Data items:
____

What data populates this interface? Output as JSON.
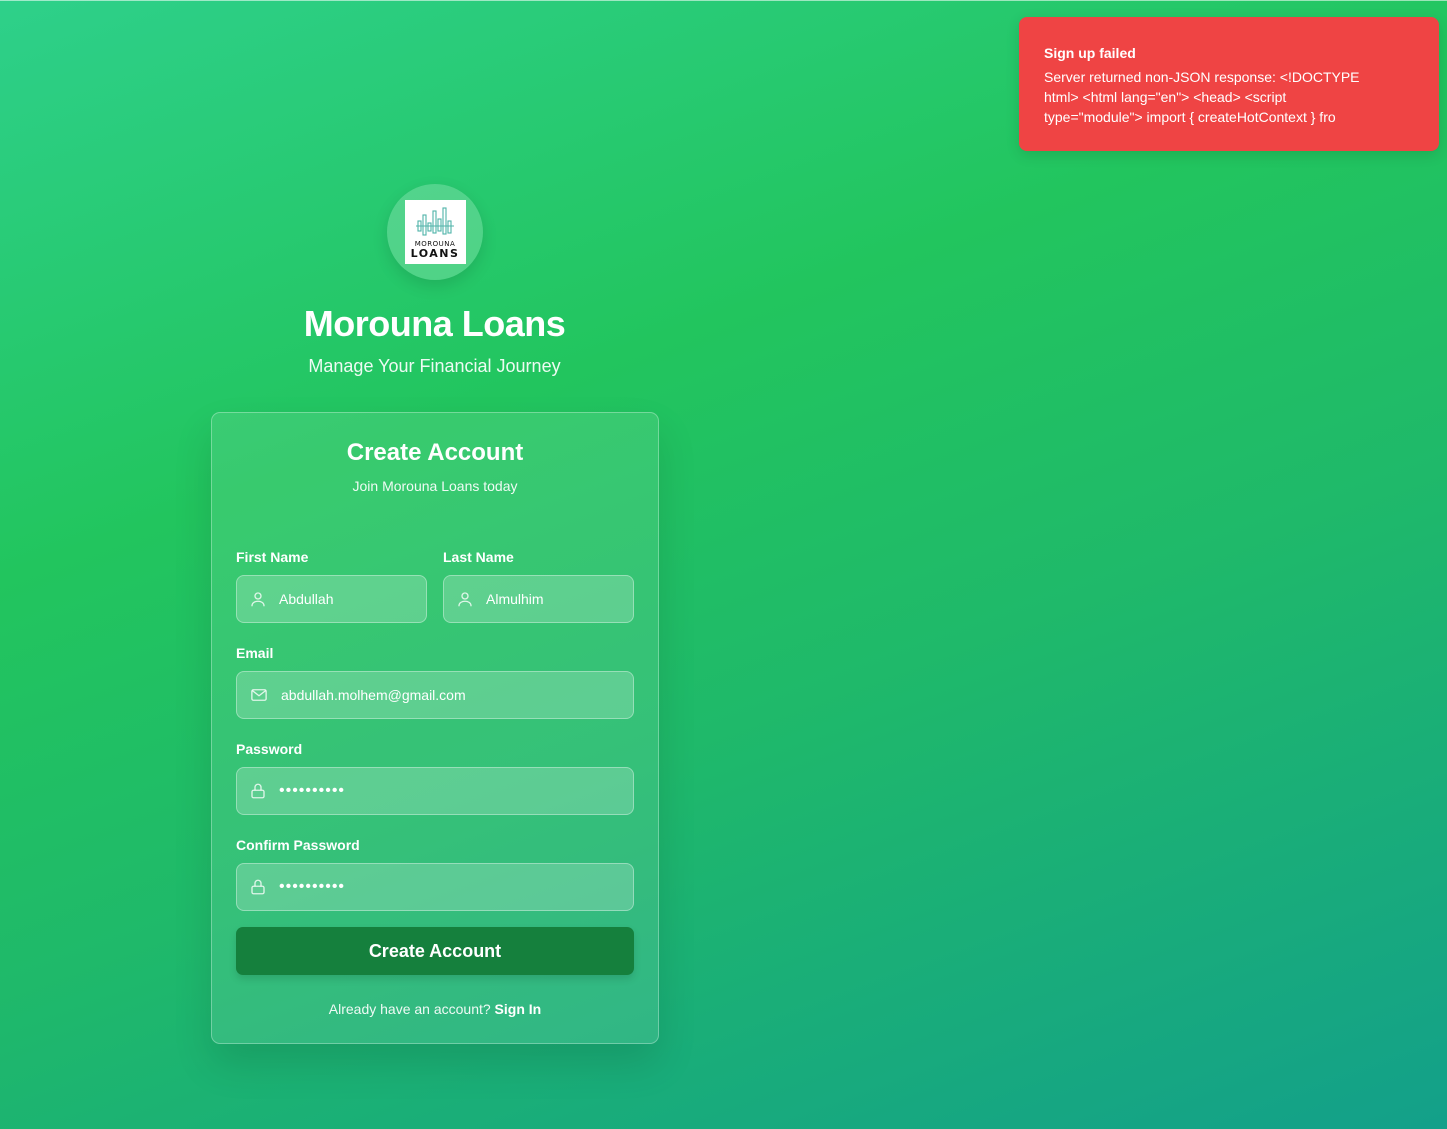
{
  "toast": {
    "title": "Sign up failed",
    "message": "Server returned non-JSON response: <!DOCTYPE html> <html lang=\"en\"> <head> <script type=\"module\"> import { createHotContext } fro",
    "color": "#ef4444"
  },
  "brand": {
    "logo_line1": "MOROUNA",
    "logo_line2": "LOANS",
    "title": "Morouna Loans",
    "subtitle": "Manage Your Financial Journey"
  },
  "form": {
    "title": "Create Account",
    "subtitle": "Join Morouna Loans today",
    "first_name": {
      "label": "First Name",
      "value": "Abdullah",
      "icon": "user-icon"
    },
    "last_name": {
      "label": "Last Name",
      "value": "Almulhim",
      "icon": "user-icon"
    },
    "email": {
      "label": "Email",
      "value": "abdullah.molhem@gmail.com",
      "icon": "mail-icon"
    },
    "password": {
      "label": "Password",
      "value": "••••••••••",
      "icon": "lock-icon"
    },
    "confirm_password": {
      "label": "Confirm Password",
      "value": "••••••••••",
      "icon": "lock-icon"
    },
    "submit_label": "Create Account",
    "footer_text": "Already have an account?",
    "signin_label": "Sign In"
  },
  "colors": {
    "button": "#15803d",
    "toast": "#ef4444"
  }
}
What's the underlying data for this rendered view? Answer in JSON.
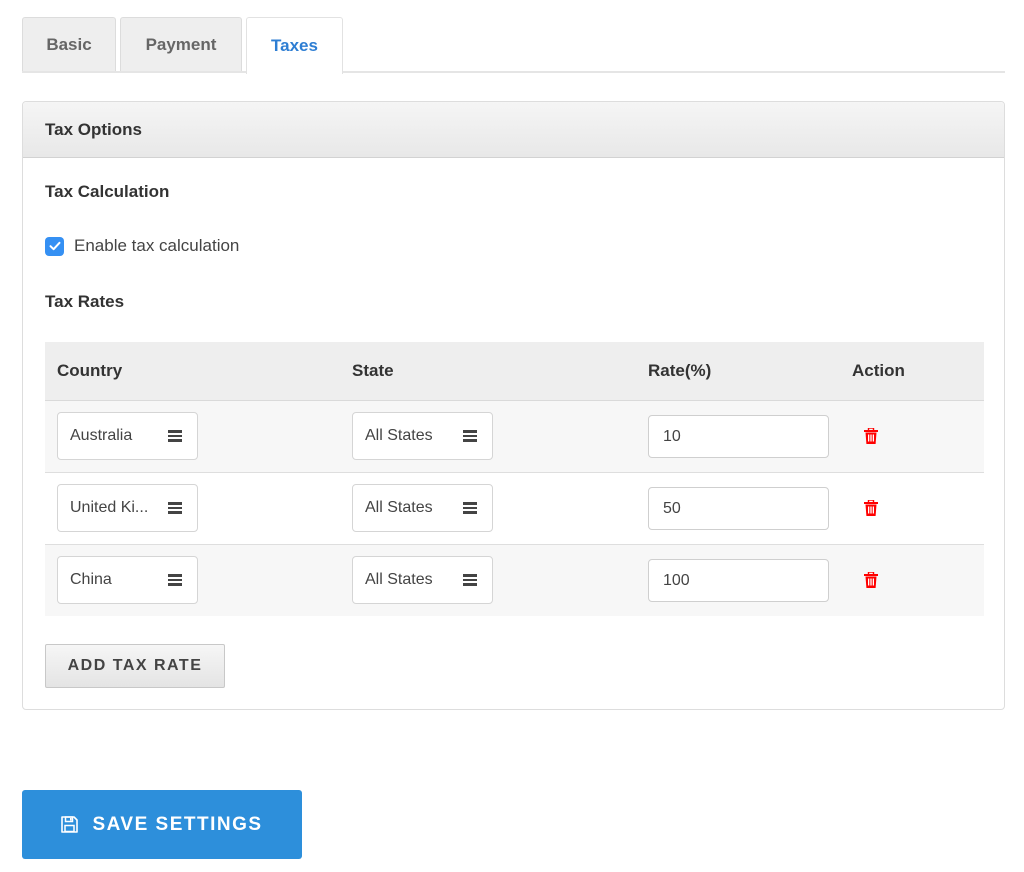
{
  "tabs": [
    {
      "label": "Basic",
      "active": false
    },
    {
      "label": "Payment",
      "active": false
    },
    {
      "label": "Taxes",
      "active": true
    }
  ],
  "panel": {
    "title": "Tax Options",
    "tax_calculation": {
      "heading": "Tax Calculation",
      "checkbox_label": "Enable tax calculation",
      "checked": true
    },
    "tax_rates": {
      "heading": "Tax Rates",
      "columns": [
        "Country",
        "State",
        "Rate(%)",
        "Action"
      ],
      "rows": [
        {
          "country": "Australia",
          "state": "All States",
          "rate": "10"
        },
        {
          "country": "United Ki...",
          "state": "All States",
          "rate": "50"
        },
        {
          "country": "China",
          "state": "All States",
          "rate": "100"
        }
      ],
      "add_button": "ADD TAX RATE"
    }
  },
  "save_button": {
    "label": "SAVE SETTINGS",
    "icon": "floppy-disk-icon"
  },
  "colors": {
    "accent": "#2e7ed3",
    "save_button": "#2d8fdb",
    "checkbox": "#3590f3",
    "delete_icon": "#ff0000"
  }
}
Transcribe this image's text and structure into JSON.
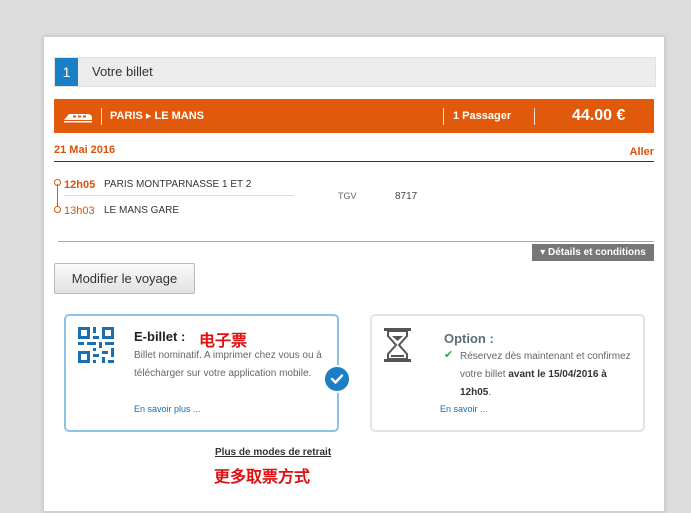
{
  "step": {
    "number": "1",
    "title": "Votre billet"
  },
  "trip": {
    "from": "PARIS",
    "arrow": "▸",
    "to": "LE MANS",
    "passengers": "1 Passager",
    "price": "44.00 €",
    "date": "21 Mai 2016",
    "direction": "Aller",
    "departure": {
      "time": "12h05",
      "station": "PARIS MONTPARNASSE 1 ET 2"
    },
    "arrival": {
      "time": "13h03",
      "station": "LE MANS GARE"
    },
    "train_type": "TGV",
    "train_number": "8717"
  },
  "details_button": "▾ Détails et conditions",
  "modify_button": "Modifier le voyage",
  "ebillet": {
    "title": "E-billet :",
    "chinese_label": "电子票",
    "description": "Billet nominatif. A imprimer chez vous ou à télécharger sur votre application mobile.",
    "link": "En savoir plus ..."
  },
  "option": {
    "title": "Option :",
    "description_part1": "Réservez dès maintenant et confirmez votre billet ",
    "description_bold": "avant le 15/04/2016 à 12h05",
    "description_part2": ".",
    "link": "En savoir ..."
  },
  "more_modes_link": "Plus de modes de retrait",
  "more_modes_chinese": "更多取票方式",
  "colors": {
    "orange": "#e1590b",
    "blue": "#1a7fc4",
    "red_annotation": "#e01010"
  }
}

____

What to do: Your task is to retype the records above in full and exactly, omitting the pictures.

Your solution:
What data populates this interface? Output as JSON.
{
  "toast": {
    "title": "Sign up failed",
    "message": "Server returned non-JSON response: <!DOCTYPE html> <html lang=\"en\"> <head> <script type=\"module\"> import { createHotContext } fro",
    "color": "#ef4444"
  },
  "brand": {
    "logo_line1": "MOROUNA",
    "logo_line2": "LOANS",
    "title": "Morouna Loans",
    "subtitle": "Manage Your Financial Journey"
  },
  "form": {
    "title": "Create Account",
    "subtitle": "Join Morouna Loans today",
    "first_name": {
      "label": "First Name",
      "value": "Abdullah",
      "icon": "user-icon"
    },
    "last_name": {
      "label": "Last Name",
      "value": "Almulhim",
      "icon": "user-icon"
    },
    "email": {
      "label": "Email",
      "value": "abdullah.molhem@gmail.com",
      "icon": "mail-icon"
    },
    "password": {
      "label": "Password",
      "value": "••••••••••",
      "icon": "lock-icon"
    },
    "confirm_password": {
      "label": "Confirm Password",
      "value": "••••••••••",
      "icon": "lock-icon"
    },
    "submit_label": "Create Account",
    "footer_text": "Already have an account?",
    "signin_label": "Sign In"
  },
  "colors": {
    "button": "#15803d",
    "toast": "#ef4444"
  }
}
What's the underlying data for this rendered view? Answer in JSON.
{
  "tabs": [
    {
      "label": "Basic",
      "active": false
    },
    {
      "label": "Payment",
      "active": false
    },
    {
      "label": "Taxes",
      "active": true
    }
  ],
  "panel": {
    "title": "Tax Options",
    "tax_calculation": {
      "heading": "Tax Calculation",
      "checkbox_label": "Enable tax calculation",
      "checked": true
    },
    "tax_rates": {
      "heading": "Tax Rates",
      "columns": [
        "Country",
        "State",
        "Rate(%)",
        "Action"
      ],
      "rows": [
        {
          "country": "Australia",
          "state": "All States",
          "rate": "10"
        },
        {
          "country": "United Ki...",
          "state": "All States",
          "rate": "50"
        },
        {
          "country": "China",
          "state": "All States",
          "rate": "100"
        }
      ],
      "add_button": "ADD TAX RATE"
    }
  },
  "save_button": {
    "label": "SAVE SETTINGS",
    "icon": "floppy-disk-icon"
  },
  "colors": {
    "accent": "#2e7ed3",
    "save_button": "#2d8fdb",
    "checkbox": "#3590f3",
    "delete_icon": "#ff0000"
  }
}
Transcribe this image's text and structure into JSON.
{
  "step": {
    "number": "1",
    "title": "Votre billet"
  },
  "trip": {
    "from": "PARIS",
    "arrow": "▸",
    "to": "LE MANS",
    "passengers": "1 Passager",
    "price": "44.00 €",
    "date": "21 Mai 2016",
    "direction": "Aller",
    "departure": {
      "time": "12h05",
      "station": "PARIS MONTPARNASSE 1 ET 2"
    },
    "arrival": {
      "time": "13h03",
      "station": "LE MANS GARE"
    },
    "train_type": "TGV",
    "train_number": "8717"
  },
  "details_button": "▾ Détails et conditions",
  "modify_button": "Modifier le voyage",
  "ebillet": {
    "title": "E-billet :",
    "chinese_label": "电子票",
    "description": "Billet nominatif. A imprimer chez vous ou à télécharger sur votre application mobile.",
    "link": "En savoir plus ..."
  },
  "option": {
    "title": "Option :",
    "description_part1": "Réservez dès maintenant et confirmez votre billet ",
    "description_bold": "avant le 15/04/2016 à 12h05",
    "description_part2": ".",
    "link": "En savoir ..."
  },
  "more_modes_link": "Plus de modes de retrait",
  "more_modes_chinese": "更多取票方式",
  "colors": {
    "orange": "#e1590b",
    "blue": "#1a7fc4",
    "red_annotation": "#e01010"
  }
}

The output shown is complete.